**PROBLEM REQUIREMENTS**
Hunt through the lines below for the string "Level" and copy each one that has it.

**INFORMATION**
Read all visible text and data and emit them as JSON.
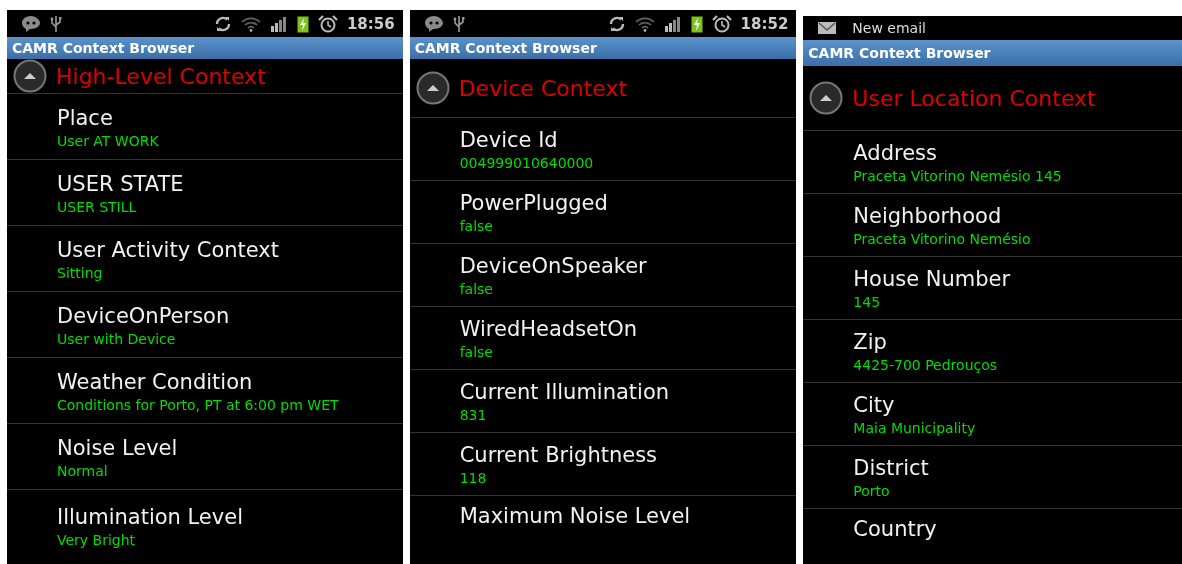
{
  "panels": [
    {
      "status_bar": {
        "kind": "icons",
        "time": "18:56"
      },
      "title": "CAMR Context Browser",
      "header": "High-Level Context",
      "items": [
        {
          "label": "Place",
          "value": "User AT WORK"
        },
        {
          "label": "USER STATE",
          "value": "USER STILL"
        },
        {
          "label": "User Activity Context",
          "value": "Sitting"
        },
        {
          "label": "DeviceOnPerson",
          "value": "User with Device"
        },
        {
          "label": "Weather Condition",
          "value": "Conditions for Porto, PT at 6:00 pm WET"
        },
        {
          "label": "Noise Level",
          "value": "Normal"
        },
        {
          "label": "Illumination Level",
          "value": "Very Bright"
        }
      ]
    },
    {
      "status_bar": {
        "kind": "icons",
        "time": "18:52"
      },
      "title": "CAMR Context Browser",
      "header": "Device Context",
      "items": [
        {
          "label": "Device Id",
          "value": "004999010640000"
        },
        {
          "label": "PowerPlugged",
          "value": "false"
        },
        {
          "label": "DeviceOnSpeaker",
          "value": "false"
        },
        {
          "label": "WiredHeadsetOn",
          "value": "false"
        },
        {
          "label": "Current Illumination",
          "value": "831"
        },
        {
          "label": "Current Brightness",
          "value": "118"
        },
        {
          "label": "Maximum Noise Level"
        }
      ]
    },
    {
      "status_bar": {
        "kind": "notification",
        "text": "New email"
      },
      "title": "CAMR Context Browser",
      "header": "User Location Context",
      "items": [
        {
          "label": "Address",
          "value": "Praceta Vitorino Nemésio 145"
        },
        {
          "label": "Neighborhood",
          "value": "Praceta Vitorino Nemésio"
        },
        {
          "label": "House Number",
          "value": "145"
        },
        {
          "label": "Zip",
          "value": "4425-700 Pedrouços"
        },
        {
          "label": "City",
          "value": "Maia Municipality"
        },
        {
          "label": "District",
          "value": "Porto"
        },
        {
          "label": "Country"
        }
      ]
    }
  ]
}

**RESPONSE FOR THIS EXERCISE**
      "header": "High-Level Context",
          "label": "Noise Level",
          "label": "Illumination Level",
          "label": "Maximum Noise Level"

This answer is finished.